**Problem requirements**
Please give every entry again, exactly as it reads.
★ ★ ★ ★ ★
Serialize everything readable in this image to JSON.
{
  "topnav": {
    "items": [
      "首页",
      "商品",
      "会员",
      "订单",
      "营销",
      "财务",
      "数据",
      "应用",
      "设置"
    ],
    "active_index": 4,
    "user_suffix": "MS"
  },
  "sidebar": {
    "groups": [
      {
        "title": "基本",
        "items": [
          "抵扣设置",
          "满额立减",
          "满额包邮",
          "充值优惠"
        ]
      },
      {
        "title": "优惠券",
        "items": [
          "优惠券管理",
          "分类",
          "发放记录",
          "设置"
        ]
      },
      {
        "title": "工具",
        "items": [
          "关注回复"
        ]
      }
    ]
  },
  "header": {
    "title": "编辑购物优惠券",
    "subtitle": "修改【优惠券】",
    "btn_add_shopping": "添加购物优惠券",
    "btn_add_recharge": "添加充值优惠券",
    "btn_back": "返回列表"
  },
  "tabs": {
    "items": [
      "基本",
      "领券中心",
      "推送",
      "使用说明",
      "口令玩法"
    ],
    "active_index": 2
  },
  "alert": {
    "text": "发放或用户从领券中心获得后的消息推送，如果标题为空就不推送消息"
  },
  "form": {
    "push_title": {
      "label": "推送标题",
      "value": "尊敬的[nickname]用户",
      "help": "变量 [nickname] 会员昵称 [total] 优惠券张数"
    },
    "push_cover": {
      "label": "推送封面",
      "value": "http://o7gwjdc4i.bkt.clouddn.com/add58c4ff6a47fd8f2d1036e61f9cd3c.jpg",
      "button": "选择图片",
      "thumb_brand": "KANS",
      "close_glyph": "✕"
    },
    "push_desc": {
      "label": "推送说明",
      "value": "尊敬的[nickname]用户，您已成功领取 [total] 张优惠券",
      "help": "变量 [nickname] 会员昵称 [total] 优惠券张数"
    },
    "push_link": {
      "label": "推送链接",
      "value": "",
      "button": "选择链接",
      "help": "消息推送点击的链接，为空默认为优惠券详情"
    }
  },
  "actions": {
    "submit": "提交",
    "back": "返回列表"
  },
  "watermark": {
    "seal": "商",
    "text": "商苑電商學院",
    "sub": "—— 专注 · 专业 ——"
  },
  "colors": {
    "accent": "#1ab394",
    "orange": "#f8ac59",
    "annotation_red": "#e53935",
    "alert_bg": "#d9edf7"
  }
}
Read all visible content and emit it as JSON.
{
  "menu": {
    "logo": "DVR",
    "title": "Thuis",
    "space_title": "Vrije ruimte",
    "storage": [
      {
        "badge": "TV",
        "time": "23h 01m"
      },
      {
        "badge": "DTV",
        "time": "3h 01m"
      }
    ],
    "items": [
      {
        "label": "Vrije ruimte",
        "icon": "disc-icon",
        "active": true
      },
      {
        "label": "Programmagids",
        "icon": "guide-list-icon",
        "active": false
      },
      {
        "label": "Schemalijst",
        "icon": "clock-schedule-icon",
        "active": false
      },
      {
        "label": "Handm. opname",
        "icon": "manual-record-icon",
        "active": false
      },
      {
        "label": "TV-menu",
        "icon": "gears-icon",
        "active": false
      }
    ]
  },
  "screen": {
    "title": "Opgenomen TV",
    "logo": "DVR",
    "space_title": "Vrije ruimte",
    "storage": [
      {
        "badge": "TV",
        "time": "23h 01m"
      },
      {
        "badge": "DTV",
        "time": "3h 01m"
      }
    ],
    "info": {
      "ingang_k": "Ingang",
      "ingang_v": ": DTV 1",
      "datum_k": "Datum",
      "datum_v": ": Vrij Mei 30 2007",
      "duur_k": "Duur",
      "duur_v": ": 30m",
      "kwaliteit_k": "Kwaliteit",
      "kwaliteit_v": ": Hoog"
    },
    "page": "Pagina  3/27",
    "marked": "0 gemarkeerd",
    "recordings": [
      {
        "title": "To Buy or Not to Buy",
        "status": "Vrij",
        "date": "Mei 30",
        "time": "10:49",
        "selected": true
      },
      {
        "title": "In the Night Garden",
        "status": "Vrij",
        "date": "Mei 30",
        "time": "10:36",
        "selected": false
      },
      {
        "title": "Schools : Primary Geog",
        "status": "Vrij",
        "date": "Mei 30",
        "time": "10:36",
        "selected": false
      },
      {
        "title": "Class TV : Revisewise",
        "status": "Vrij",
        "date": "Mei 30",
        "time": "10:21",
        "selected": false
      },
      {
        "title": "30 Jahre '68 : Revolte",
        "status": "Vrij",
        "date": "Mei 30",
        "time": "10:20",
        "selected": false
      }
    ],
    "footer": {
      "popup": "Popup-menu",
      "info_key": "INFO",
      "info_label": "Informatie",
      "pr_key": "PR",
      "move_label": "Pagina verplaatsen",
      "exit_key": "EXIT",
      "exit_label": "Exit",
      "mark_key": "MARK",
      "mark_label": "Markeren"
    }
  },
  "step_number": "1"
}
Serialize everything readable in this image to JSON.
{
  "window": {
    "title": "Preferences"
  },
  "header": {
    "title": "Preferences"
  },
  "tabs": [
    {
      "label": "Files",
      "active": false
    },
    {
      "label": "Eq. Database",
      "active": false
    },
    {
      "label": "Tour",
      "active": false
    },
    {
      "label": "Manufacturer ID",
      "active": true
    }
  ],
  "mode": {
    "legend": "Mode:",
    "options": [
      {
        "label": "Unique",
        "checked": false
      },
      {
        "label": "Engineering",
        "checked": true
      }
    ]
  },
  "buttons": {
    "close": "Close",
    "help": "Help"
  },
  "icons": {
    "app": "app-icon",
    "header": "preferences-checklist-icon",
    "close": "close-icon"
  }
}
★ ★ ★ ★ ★
**Result of the task**
Serialize everything readable in this image to JSON.
{
  "topnav": {
    "items": [
      "首页",
      "商品",
      "会员",
      "订单",
      "营销",
      "财务",
      "数据",
      "应用",
      "设置"
    ],
    "active_index": 4,
    "user_suffix": "MS"
  },
  "sidebar": {
    "groups": [
      {
        "title": "基本",
        "items": [
          "抵扣设置",
          "满额立减",
          "满额包邮",
          "充值优惠"
        ]
      },
      {
        "title": "优惠券",
        "items": [
          "优惠券管理",
          "分类",
          "发放记录",
          "设置"
        ]
      },
      {
        "title": "工具",
        "items": [
          "关注回复"
        ]
      }
    ]
  },
  "header": {
    "title": "编辑购物优惠券",
    "subtitle": "修改【优惠券】",
    "btn_add_shopping": "添加购物优惠券",
    "btn_add_recharge": "添加充值优惠券",
    "btn_back": "返回列表"
  },
  "tabs": {
    "items": [
      "基本",
      "领券中心",
      "推送",
      "使用说明",
      "口令玩法"
    ],
    "active_index": 2
  },
  "alert": {
    "text": "发放或用户从领券中心获得后的消息推送，如果标题为空就不推送消息"
  },
  "form": {
    "push_title": {
      "label": "推送标题",
      "value": "尊敬的[nickname]用户",
      "help": "变量 [nickname] 会员昵称 [total] 优惠券张数"
    },
    "push_cover": {
      "label": "推送封面",
      "value": "http://o7gwjdc4i.bkt.clouddn.com/add58c4ff6a47fd8f2d1036e61f9cd3c.jpg",
      "button": "选择图片",
      "thumb_brand": "KANS",
      "close_glyph": "✕"
    },
    "push_desc": {
      "label": "推送说明",
      "value": "尊敬的[nickname]用户，您已成功领取 [total] 张优惠券",
      "help": "变量 [nickname] 会员昵称 [total] 优惠券张数"
    },
    "push_link": {
      "label": "推送链接",
      "value": "",
      "button": "选择链接",
      "help": "消息推送点击的链接，为空默认为优惠券详情"
    }
  },
  "actions": {
    "submit": "提交",
    "back": "返回列表"
  },
  "watermark": {
    "seal": "商",
    "text": "商苑電商學院",
    "sub": "—— 专注 · 专业 ——"
  },
  "colors": {
    "accent": "#1ab394",
    "orange": "#f8ac59",
    "annotation_red": "#e53935",
    "alert_bg": "#d9edf7"
  }
}
Read all visible content and emit it as JSON.
{
  "menu": {
    "logo": "DVR",
    "title": "Thuis",
    "space_title": "Vrije ruimte",
    "storage": [
      {
        "badge": "TV",
        "time": "23h 01m"
      },
      {
        "badge": "DTV",
        "time": "3h 01m"
      }
    ],
    "items": [
      {
        "label": "Vrije ruimte",
        "icon": "disc-icon",
        "active": true
      },
      {
        "label": "Programmagids",
        "icon": "guide-list-icon",
        "active": false
      },
      {
        "label": "Schemalijst",
        "icon": "clock-schedule-icon",
        "active": false
      },
      {
        "label": "Handm. opname",
        "icon": "manual-record-icon",
        "active": false
      },
      {
        "label": "TV-menu",
        "icon": "gears-icon",
        "active": false
      }
    ]
  },
  "screen": {
    "title": "Opgenomen TV",
    "logo": "DVR",
    "space_title": "Vrije ruimte",
    "storage": [
      {
        "badge": "TV",
        "time": "23h 01m"
      },
      {
        "badge": "DTV",
        "time": "3h 01m"
      }
    ],
    "info": {
      "ingang_k": "Ingang",
      "ingang_v": ": DTV 1",
      "datum_k": "Datum",
      "datum_v": ": Vrij Mei 30 2007",
      "duur_k": "Duur",
      "duur_v": ": 30m",
      "kwaliteit_k": "Kwaliteit",
      "kwaliteit_v": ": Hoog"
    },
    "page": "Pagina  3/27",
    "marked": "0 gemarkeerd",
    "recordings": [
      {
        "title": "To Buy or Not to Buy",
        "status": "Vrij",
        "date": "Mei 30",
        "time": "10:49",
        "selected": true
      },
      {
        "title": "In the Night Garden",
        "status": "Vrij",
        "date": "Mei 30",
        "time": "10:36",
        "selected": false
      },
      {
        "title": "Schools : Primary Geog",
        "status": "Vrij",
        "date": "Mei 30",
        "time": "10:36",
        "selected": false
      },
      {
        "title": "Class TV : Revisewise",
        "status": "Vrij",
        "date": "Mei 30",
        "time": "10:21",
        "selected": false
      },
      {
        "title": "30 Jahre '68 : Revolte",
        "status": "Vrij",
        "date": "Mei 30",
        "time": "10:20",
        "selected": false
      }
    ],
    "footer": {
      "popup": "Popup-menu",
      "info_key": "INFO",
      "info_label": "Informatie",
      "pr_key": "PR",
      "move_label": "Pagina verplaatsen",
      "exit_key": "EXIT",
      "exit_label": "Exit",
      "mark_key": "MARK",
      "mark_label": "Markeren"
    }
  },
  "step_number": "1"
}
Serialize everything readable in this image to JSON.
{
  "window": {
    "title": "Preferences"
  },
  "header": {
    "title": "Preferences"
  },
  "tabs": [
    {
      "label": "Files",
      "active": false
    },
    {
      "label": "Eq. Database",
      "active": false
    },
    {
      "label": "Tour",
      "active": false
    },
    {
      "label": "Manufacturer ID",
      "active": true
    }
  ],
  "mode": {
    "legend": "Mode:",
    "options": [
      {
        "label": "Unique",
        "checked": false
      },
      {
        "label": "Engineering",
        "checked": true
      }
    ]
  },
  "buttons": {
    "close": "Close",
    "help": "Help"
  },
  "icons": {
    "app": "app-icon",
    "header": "preferences-checklist-icon",
    "close": "close-icon"
  }
}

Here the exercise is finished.